- _WHAT THE EXERCISE ASKS_: Reproduce the data that follows in its entirety, character for character.

- _SOURCE DATA_:
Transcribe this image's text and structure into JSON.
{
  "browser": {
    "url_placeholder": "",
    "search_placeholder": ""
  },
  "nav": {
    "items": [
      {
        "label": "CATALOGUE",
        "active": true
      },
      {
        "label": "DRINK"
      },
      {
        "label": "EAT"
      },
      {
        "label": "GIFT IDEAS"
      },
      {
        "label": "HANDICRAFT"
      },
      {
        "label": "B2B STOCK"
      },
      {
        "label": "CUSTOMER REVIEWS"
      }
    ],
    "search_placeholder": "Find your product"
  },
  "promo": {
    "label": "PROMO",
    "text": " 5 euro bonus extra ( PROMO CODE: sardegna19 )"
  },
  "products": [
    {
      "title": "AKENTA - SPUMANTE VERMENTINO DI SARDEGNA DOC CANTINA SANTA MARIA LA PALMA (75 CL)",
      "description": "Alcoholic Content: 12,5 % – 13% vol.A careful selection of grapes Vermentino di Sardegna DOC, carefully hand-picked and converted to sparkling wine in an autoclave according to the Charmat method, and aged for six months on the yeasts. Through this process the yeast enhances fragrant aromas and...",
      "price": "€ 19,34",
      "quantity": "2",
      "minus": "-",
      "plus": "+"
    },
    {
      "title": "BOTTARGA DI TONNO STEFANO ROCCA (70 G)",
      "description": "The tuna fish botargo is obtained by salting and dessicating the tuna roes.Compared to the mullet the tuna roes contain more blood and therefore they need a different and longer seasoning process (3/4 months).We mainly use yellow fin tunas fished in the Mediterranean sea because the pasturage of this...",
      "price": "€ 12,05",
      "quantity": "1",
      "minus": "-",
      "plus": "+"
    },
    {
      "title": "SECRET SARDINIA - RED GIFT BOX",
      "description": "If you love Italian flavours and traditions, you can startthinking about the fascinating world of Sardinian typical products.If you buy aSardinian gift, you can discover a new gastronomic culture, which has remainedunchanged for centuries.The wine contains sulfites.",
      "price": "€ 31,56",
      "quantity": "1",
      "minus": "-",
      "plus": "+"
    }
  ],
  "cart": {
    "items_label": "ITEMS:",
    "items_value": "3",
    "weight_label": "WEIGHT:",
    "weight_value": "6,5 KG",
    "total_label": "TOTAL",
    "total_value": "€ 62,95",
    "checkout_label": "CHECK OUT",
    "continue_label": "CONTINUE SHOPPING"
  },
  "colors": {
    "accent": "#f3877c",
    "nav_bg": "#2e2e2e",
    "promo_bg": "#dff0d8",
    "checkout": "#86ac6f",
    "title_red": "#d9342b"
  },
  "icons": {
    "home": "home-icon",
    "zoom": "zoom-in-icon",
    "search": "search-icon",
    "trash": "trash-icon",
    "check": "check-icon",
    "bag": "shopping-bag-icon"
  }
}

- _SOLUTION_:
Transcribe this image's text and structure into JSON.
{
  "browser": {
    "url_placeholder": "",
    "search_placeholder": ""
  },
  "nav": {
    "items": [
      {
        "label": "CATALOGUE",
        "active": true
      },
      {
        "label": "DRINK"
      },
      {
        "label": "EAT"
      },
      {
        "label": "GIFT IDEAS"
      },
      {
        "label": "HANDICRAFT"
      },
      {
        "label": "B2B STOCK"
      },
      {
        "label": "CUSTOMER REVIEWS"
      }
    ],
    "search_placeholder": "Find your product"
  },
  "promo": {
    "label": "PROMO",
    "text": " 5 euro bonus extra ( PROMO CODE: sardegna19 )"
  },
  "products": [
    {
      "title": "AKENTA - SPUMANTE VERMENTINO DI SARDEGNA DOC CANTINA SANTA MARIA LA PALMA (75 CL)",
      "description": "Alcoholic Content: 12,5 % – 13% vol.A careful selection of grapes Vermentino di Sardegna DOC, carefully hand-picked and converted to sparkling wine in an autoclave according to the Charmat method, and aged for six months on the yeasts. Through this process the yeast enhances fragrant aromas and...",
      "price": "€ 19,34",
      "quantity": "2",
      "minus": "-",
      "plus": "+"
    },
    {
      "title": "BOTTARGA DI TONNO STEFANO ROCCA (70 G)",
      "description": "The tuna fish botargo is obtained by salting and dessicating the tuna roes.Compared to the mullet the tuna roes contain more blood and therefore they need a different and longer seasoning process (3/4 months).We mainly use yellow fin tunas fished in the Mediterranean sea because the pasturage of this...",
      "price": "€ 12,05",
      "quantity": "1",
      "minus": "-",
      "plus": "+"
    },
    {
      "title": "SECRET SARDINIA - RED GIFT BOX",
      "description": "If you love Italian flavours and traditions, you can startthinking about the fascinating world of Sardinian typical products.If you buy aSardinian gift, you can discover a new gastronomic culture, which has remainedunchanged for centuries.The wine contains sulfites.",
      "price": "€ 31,56",
      "quantity": "1",
      "minus": "-",
      "plus": "+"
    }
  ],
  "cart": {
    "items_label": "ITEMS:",
    "items_value": "3",
    "weight_label": "WEIGHT:",
    "weight_value": "6,5 KG",
    "total_label": "TOTAL",
    "total_value": "€ 62,95",
    "checkout_label": "CHECK OUT",
    "continue_label": "CONTINUE SHOPPING"
  },
  "colors": {
    "accent": "#f3877c",
    "nav_bg": "#2e2e2e",
    "promo_bg": "#dff0d8",
    "checkout": "#86ac6f",
    "title_red": "#d9342b"
  },
  "icons": {
    "home": "home-icon",
    "zoom": "zoom-in-icon",
    "search": "search-icon",
    "trash": "trash-icon",
    "check": "check-icon",
    "bag": "shopping-bag-icon"
  }
}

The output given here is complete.